Biogenic amine metabolism may be altered in hypertension and thus contribute to its pathophysiology. This report describes an abnormality in dopamine excretion in hypertensive subjects in the postabsorptive state that persists despite an increase in dietary precursors for dopamine supplied by a protein meal. We studied seven normotensive and six nonmedicated hypertensive men after two different meals: 60 g protein and a noncaloric electrolyte- equivalent broth. Overall mean sodium excretion was 56% higher in the hypertensive group throughout both meal studies (p<0.01), implying higher chronic dietary sodium intake. Despite this, overall urinary excretion of dopamine tended to be lower in hypertensive than in normotensive subjects (p=0.06). Hypertensive also differed from normotensive subjects in their response to protein feeding. In the normotensive subjects there was a 23% increase in urinary dopamine excretion (p<0.05), which was not seen after the noncaloric meal. In the hypertensive subjects, there was no change in urinary dopamine after the protein meal. In the normotensive subjects there was a 74% increase in sodium excretion (p<0.01) after the protein meal, but no significant change was seen in the hypertensive subjects. There were no differences in baseline renal plasma flow or glomerular filtration rate between the groups and no statistically significant differences between the groups in their renal hemodynamic responses to the meals. In summary, hypertensive subjects have less renal dopamine production for the amount of sodium ingested and a decreased renal dopamine production in response to a protein load as compared with normotensive subjects, consistent with a renal defect in conversion of DOPA to dopamine.

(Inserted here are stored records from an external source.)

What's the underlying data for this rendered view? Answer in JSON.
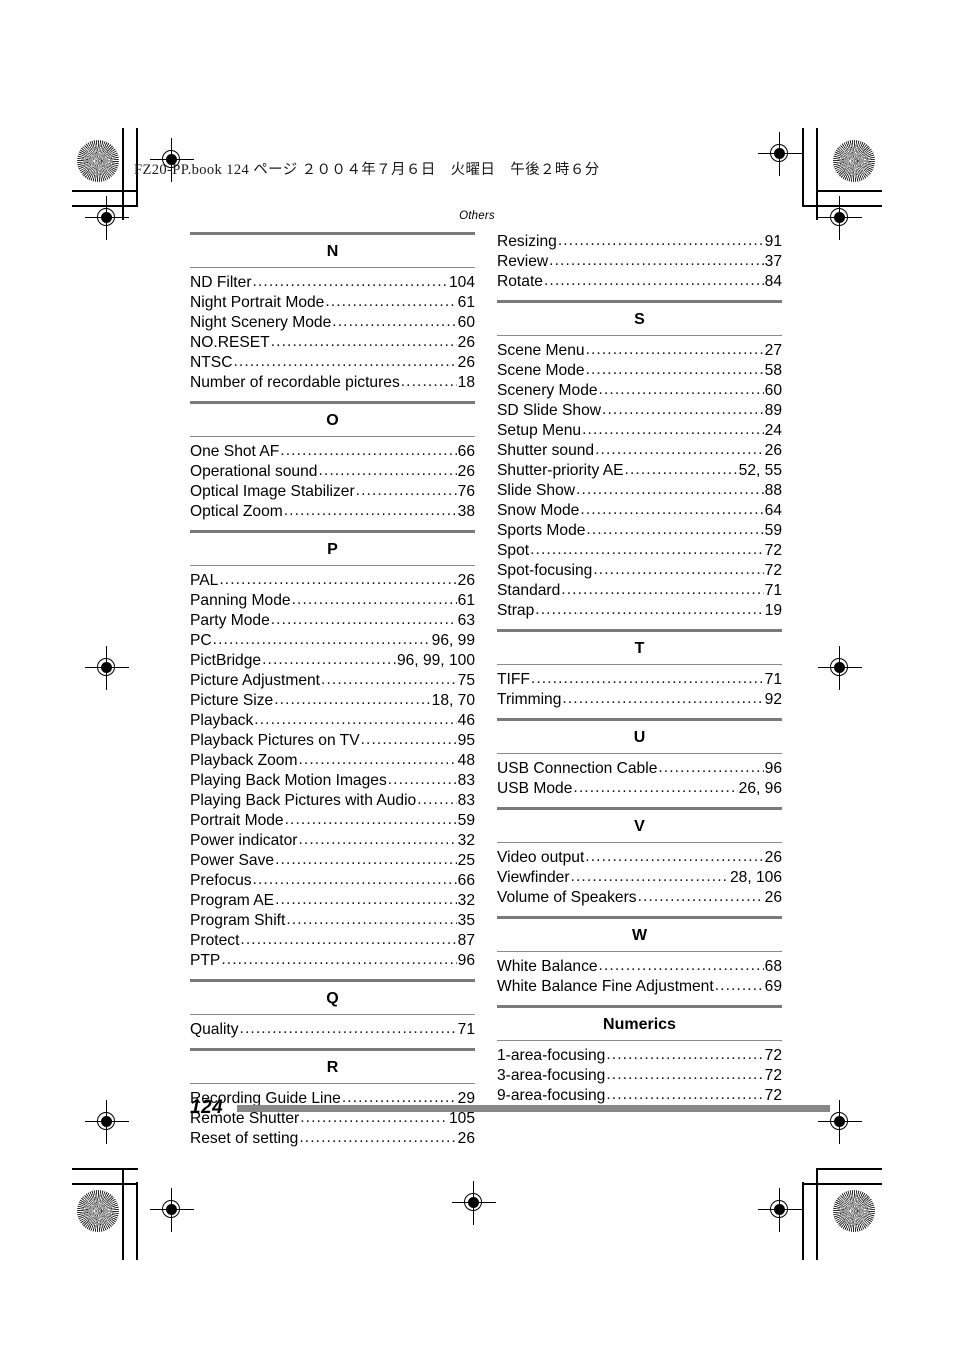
{
  "print_header": "FZ20-PP.book   124 ページ   ２００４年７月６日　火曜日　午後２時６分",
  "running_head": "Others",
  "folio": "124",
  "columns": [
    {
      "name": "left-column",
      "sections": [
        {
          "letter": "N",
          "entries": [
            {
              "term": "ND Filter",
              "pages": "104"
            },
            {
              "term": "Night Portrait Mode",
              "pages": "61"
            },
            {
              "term": "Night Scenery Mode",
              "pages": "60"
            },
            {
              "term": "NO.RESET",
              "pages": "26"
            },
            {
              "term": "NTSC",
              "pages": "26"
            },
            {
              "term": "Number of recordable pictures",
              "pages": "18"
            }
          ]
        },
        {
          "letter": "O",
          "entries": [
            {
              "term": "One Shot AF",
              "pages": "66"
            },
            {
              "term": "Operational sound",
              "pages": "26"
            },
            {
              "term": "Optical Image Stabilizer",
              "pages": "76"
            },
            {
              "term": "Optical Zoom",
              "pages": "38"
            }
          ]
        },
        {
          "letter": "P",
          "entries": [
            {
              "term": "PAL",
              "pages": "26"
            },
            {
              "term": "Panning Mode",
              "pages": "61"
            },
            {
              "term": "Party Mode",
              "pages": "63"
            },
            {
              "term": "PC",
              "pages": "96, 99"
            },
            {
              "term": "PictBridge",
              "pages": "96, 99, 100"
            },
            {
              "term": "Picture Adjustment",
              "pages": "75"
            },
            {
              "term": "Picture Size",
              "pages": "18, 70"
            },
            {
              "term": "Playback",
              "pages": "46"
            },
            {
              "term": "Playback Pictures on TV",
              "pages": "95"
            },
            {
              "term": "Playback Zoom",
              "pages": "48"
            },
            {
              "term": "Playing Back Motion Images",
              "pages": "83"
            },
            {
              "term": "Playing Back Pictures with Audio",
              "pages": "83"
            },
            {
              "term": "Portrait Mode",
              "pages": "59"
            },
            {
              "term": "Power indicator",
              "pages": "32"
            },
            {
              "term": "Power Save",
              "pages": "25"
            },
            {
              "term": "Prefocus",
              "pages": "66"
            },
            {
              "term": "Program AE",
              "pages": "32"
            },
            {
              "term": "Program Shift",
              "pages": "35"
            },
            {
              "term": "Protect",
              "pages": "87"
            },
            {
              "term": "PTP",
              "pages": "96"
            }
          ]
        },
        {
          "letter": "Q",
          "entries": [
            {
              "term": "Quality",
              "pages": "71"
            }
          ]
        },
        {
          "letter": "R",
          "entries": [
            {
              "term": "Recording Guide Line",
              "pages": "29"
            },
            {
              "term": "Remote Shutter",
              "pages": "105"
            },
            {
              "term": "Reset of setting",
              "pages": "26"
            }
          ]
        }
      ]
    },
    {
      "name": "right-column",
      "lead_entries": [
        {
          "term": "Resizing",
          "pages": "91"
        },
        {
          "term": "Review",
          "pages": "37"
        },
        {
          "term": "Rotate",
          "pages": "84"
        }
      ],
      "sections": [
        {
          "letter": "S",
          "entries": [
            {
              "term": "Scene Menu",
              "pages": "27"
            },
            {
              "term": "Scene Mode",
              "pages": "58"
            },
            {
              "term": "Scenery Mode",
              "pages": "60"
            },
            {
              "term": "SD Slide Show",
              "pages": "89"
            },
            {
              "term": "Setup Menu",
              "pages": "24"
            },
            {
              "term": "Shutter sound",
              "pages": "26"
            },
            {
              "term": "Shutter-priority AE",
              "pages": "52, 55"
            },
            {
              "term": "Slide Show",
              "pages": "88"
            },
            {
              "term": "Snow Mode",
              "pages": "64"
            },
            {
              "term": "Sports Mode",
              "pages": "59"
            },
            {
              "term": "Spot",
              "pages": "72"
            },
            {
              "term": "Spot-focusing",
              "pages": "72"
            },
            {
              "term": "Standard",
              "pages": "71"
            },
            {
              "term": "Strap",
              "pages": "19"
            }
          ]
        },
        {
          "letter": "T",
          "entries": [
            {
              "term": "TIFF",
              "pages": "71"
            },
            {
              "term": "Trimming",
              "pages": "92"
            }
          ]
        },
        {
          "letter": "U",
          "entries": [
            {
              "term": "USB Connection Cable",
              "pages": "96"
            },
            {
              "term": "USB Mode",
              "pages": "26, 96"
            }
          ]
        },
        {
          "letter": "V",
          "entries": [
            {
              "term": "Video output",
              "pages": "26"
            },
            {
              "term": "Viewfinder",
              "pages": "28, 106"
            },
            {
              "term": "Volume of Speakers",
              "pages": "26"
            }
          ]
        },
        {
          "letter": "W",
          "entries": [
            {
              "term": "White Balance",
              "pages": "68"
            },
            {
              "term": "White Balance Fine Adjustment",
              "pages": "69"
            }
          ]
        },
        {
          "letter": "Numerics",
          "entries": [
            {
              "term": "1-area-focusing",
              "pages": "72"
            },
            {
              "term": "3-area-focusing",
              "pages": "72"
            },
            {
              "term": "9-area-focusing",
              "pages": "72"
            }
          ]
        }
      ]
    }
  ]
}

|Original language||English (US)|
|Number of pages||6|
|Publication status||Published - Jan 1 1992|
- essential hypertension
- sodium excretion
ASJC Scopus subject areas
- Internal Medicine